  • Non Example: $$g(x)= \pm \sqrt{x}$$
    • You might have heard the expression "vertical line test" in the past. We explore this graphically in the coming days
In [9]:
def f(x):
    Arguments: x -- an int or a float
    Computes $x^2 + 1$ 
    return x **2 + 1
In [10]:
print("f(3) = ", f(3))
print("f(4) = ", f(4))
print("f(5) = ", f(5))
f(3) =  10
f(4) =  17
f(5) =  26


  • Python uses the usual mathematical order of operations
  • Parentheses come before Exponentiation which comes before Multiplication and division which comes before addition and subtraction
In [11]:
# Example: run this cell to try your hand at a question!
# It will ask you for input. Type your answer and hit enter! 
x = 2 + 1 * 3
# input grabs an input from the user/standard input
# int() coerces an object into an integer. 
answer = int(input("What do you think x is equal to? "))
# int(input()) converts the input to an integer 
assert(answer == x)
What do you think x is equal to? 5

Python Functions are not Mathematical Functions

  • As said above, python functions are not necessarily mathematical functions.
  • We can build functions that have multiple outputs!
In [12]:
def g(x):
    """returns the plus/minus square root of a value"""
    return x**.5, -x**.5
In [14]:
print("The positive/negative square root of 4 is ", g(4))
The positive/negative square root of 4 is  (2.0, -2.0)
In [19]:
def print_g(x):
    """Prints g(x)"""
    print("The positive/negative square root of ", x, " is ",x**.5, -x**.5)
In [20]:
The positive/negative square root of  1  is  1.0 -1.0
The positive/negative square root of  2  is  1.4142135623730951 -1.4142135623730951
The positive/negative square root of  3  is  1.7320508075688772 -1.7320508075688772
The positive/negative square root of  4  is  2.0 -2.0
The positive/negative square root of  5  is  2.23606797749979 -2.23606797749979

Functions of functions!

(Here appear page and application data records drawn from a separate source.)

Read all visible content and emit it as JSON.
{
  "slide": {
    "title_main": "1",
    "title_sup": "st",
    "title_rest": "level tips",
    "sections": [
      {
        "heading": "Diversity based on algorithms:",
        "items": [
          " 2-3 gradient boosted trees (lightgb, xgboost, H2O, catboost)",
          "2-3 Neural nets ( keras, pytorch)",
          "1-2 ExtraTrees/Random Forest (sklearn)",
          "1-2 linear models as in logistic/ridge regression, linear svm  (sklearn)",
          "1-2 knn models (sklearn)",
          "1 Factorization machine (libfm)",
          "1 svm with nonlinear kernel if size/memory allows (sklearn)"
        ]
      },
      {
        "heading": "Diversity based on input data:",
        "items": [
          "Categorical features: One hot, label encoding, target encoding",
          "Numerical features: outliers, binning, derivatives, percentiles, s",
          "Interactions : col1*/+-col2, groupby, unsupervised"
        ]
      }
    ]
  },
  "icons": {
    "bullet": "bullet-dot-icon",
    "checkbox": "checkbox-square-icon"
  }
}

  • You can pass anything you want into a function-- including another function!
  • For example, what if we wanted to build a general print function?
  • We could set up into multiple pieces: first we have a string that describes what that function does on an input x.
  • Next we have the function called function that actually computes a value on x
  • Finally we tie it all together below
In [24]:
def print_function(function_string, function, x):
    f_x = function(x)
    print(function_string, x, " is ",f_x)
In [25]:
f_string = "x^2 + 1 for the given input x ="
print_function(f_string, f, 3)
x^2 + 1 for the given input x = 3  is  10

What just happened?

  • First we called print_function with the inputs "x^2 + 1 for the given input x =", f, 3
  • the function then computes f(3) and finally prints out the result
  • See python tutor code execution


  • Overview of operations and numbers
  • Overview functions ## Next Time:
  • Lists
  • Plotting in python